The pitiful beggar-tribe of Tsaianites, clinging on in their skin tents (and, by some accounts, increasing) among the brambles and broken walls of Tsaian, remain the most hateful opponents of the Five Gods, with many actual diabolists now among their leaders.

The Five Gods don't fit comfortably into the assumptions of either the third or fourth editions of Dungeons and Dragons, so I've described them without game rules. Their correspondence to alignment changes considerably in the different nations where they are worshipped, but in general, the Five Gods could be described as either chaotic or neutral while the Old Four are predominantly lawful.

The Five Gods of Dissolution

Sarul of the Torch, master of the fighting-ring, champions the strength and resistance of the common people and the right of everyone to defend themselves. He also supports the maintenance of good health.

Giel of the Hammer is the breaker of chains, humbler of the proud, the one who declares that each thing must have its limit. Those of his priests who are skilled in the law often oppose unjust indentures and contracts. He shares the great festival of the new year with Mithune. In the Republic, his priests often conduct funerals.

Caret of the Ball governs gambling and chance. Those who aspire to predict and take advantage of the patterns of randomness venerate him. His symbol is a lottery-ball inscribed with his sacred number four, or any implements of gambling, such as dice, cards or lots.

Mithune of the Lamp, the hermaphrodite, host of dusk and dawn, governs pleasure but also other activities prolonged through the night, such as the work of students and watchmen. He/she guards the winter and summer solstices against the threats of the Two Kings. Two orders of Mithune: the Silver Guild and Copper Guild of Sfyne

Bayet of the Mask is the god of choices, who gives each person the opportunity to change and to take different roles. Bayet is another god popular among those concerned about the afterlife and the fate of the dead.

The Old Four

Peran, Father of the Gods, god of rulership.

Pala, wife of Peran, goddess of virtue, thrift and the family.

Tor, keeper of the laws. Though older than Peran, tradition says that he lost the kingship of the gods, either through a drawing of lots or because their father favoured Peran (two variations of inheritance known in these lands).

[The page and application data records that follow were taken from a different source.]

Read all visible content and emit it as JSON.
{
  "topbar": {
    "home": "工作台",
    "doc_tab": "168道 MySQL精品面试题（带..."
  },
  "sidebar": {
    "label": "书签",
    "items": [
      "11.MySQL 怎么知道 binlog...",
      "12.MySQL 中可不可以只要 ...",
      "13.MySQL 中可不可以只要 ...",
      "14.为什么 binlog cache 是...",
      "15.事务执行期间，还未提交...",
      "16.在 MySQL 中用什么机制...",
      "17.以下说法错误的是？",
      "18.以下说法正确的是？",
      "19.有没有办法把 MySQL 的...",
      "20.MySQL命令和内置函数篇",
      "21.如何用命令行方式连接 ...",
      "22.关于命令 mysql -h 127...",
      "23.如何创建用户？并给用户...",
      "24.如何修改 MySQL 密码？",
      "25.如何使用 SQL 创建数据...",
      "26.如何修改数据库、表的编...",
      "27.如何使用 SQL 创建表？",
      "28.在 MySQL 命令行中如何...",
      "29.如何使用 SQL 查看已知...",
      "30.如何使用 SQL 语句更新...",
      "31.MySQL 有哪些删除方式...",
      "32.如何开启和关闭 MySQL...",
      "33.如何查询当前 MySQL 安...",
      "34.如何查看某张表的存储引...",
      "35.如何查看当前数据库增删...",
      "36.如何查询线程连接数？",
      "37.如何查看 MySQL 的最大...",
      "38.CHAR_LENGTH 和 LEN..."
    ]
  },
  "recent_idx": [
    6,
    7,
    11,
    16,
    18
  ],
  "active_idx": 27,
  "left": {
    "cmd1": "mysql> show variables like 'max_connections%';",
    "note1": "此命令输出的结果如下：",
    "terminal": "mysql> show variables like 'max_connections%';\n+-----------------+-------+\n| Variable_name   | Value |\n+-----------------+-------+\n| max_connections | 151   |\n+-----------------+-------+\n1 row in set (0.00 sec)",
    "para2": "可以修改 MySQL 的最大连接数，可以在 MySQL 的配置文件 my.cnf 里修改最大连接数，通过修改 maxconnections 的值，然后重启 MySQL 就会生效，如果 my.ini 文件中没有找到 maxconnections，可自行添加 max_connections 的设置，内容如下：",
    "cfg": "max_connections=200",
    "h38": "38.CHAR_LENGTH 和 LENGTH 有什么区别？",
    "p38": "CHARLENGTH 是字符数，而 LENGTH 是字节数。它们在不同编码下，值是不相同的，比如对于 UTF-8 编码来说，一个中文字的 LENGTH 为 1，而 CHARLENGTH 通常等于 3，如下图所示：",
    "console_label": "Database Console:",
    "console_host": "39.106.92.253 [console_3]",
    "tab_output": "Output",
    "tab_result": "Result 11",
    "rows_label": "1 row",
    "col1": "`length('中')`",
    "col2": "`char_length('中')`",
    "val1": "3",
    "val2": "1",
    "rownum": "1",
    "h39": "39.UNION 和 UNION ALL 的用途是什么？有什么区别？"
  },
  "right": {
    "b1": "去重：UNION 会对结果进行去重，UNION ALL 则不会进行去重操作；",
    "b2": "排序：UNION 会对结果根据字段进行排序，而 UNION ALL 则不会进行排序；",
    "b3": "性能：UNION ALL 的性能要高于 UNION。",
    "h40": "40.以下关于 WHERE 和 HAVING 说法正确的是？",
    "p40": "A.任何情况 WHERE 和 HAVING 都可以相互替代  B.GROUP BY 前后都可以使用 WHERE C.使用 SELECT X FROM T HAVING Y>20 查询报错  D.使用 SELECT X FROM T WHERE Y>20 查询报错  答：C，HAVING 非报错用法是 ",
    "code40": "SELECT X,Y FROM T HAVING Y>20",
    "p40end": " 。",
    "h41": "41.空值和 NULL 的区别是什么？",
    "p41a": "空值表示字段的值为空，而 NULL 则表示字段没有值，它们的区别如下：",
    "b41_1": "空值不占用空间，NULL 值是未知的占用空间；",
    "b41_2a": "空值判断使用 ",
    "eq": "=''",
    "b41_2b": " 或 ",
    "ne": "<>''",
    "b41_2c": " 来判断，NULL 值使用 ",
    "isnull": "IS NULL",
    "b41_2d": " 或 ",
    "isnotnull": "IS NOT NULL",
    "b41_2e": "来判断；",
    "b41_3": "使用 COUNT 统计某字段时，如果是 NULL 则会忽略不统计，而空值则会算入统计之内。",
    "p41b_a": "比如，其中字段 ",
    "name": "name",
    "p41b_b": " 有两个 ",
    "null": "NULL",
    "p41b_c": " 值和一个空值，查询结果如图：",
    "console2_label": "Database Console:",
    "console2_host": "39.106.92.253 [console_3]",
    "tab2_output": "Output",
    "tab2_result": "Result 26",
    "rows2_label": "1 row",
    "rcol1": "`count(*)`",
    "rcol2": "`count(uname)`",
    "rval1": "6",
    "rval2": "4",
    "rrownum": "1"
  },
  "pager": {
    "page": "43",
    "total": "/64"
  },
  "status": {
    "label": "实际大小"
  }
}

Hule, god of victory, of all the Old Four probably has the friendliest relations with the Gods of Dissolution.

The First-and-All of the philosophers

Grandfather Night, the Boundless

Grandmother Fate, the Indestructible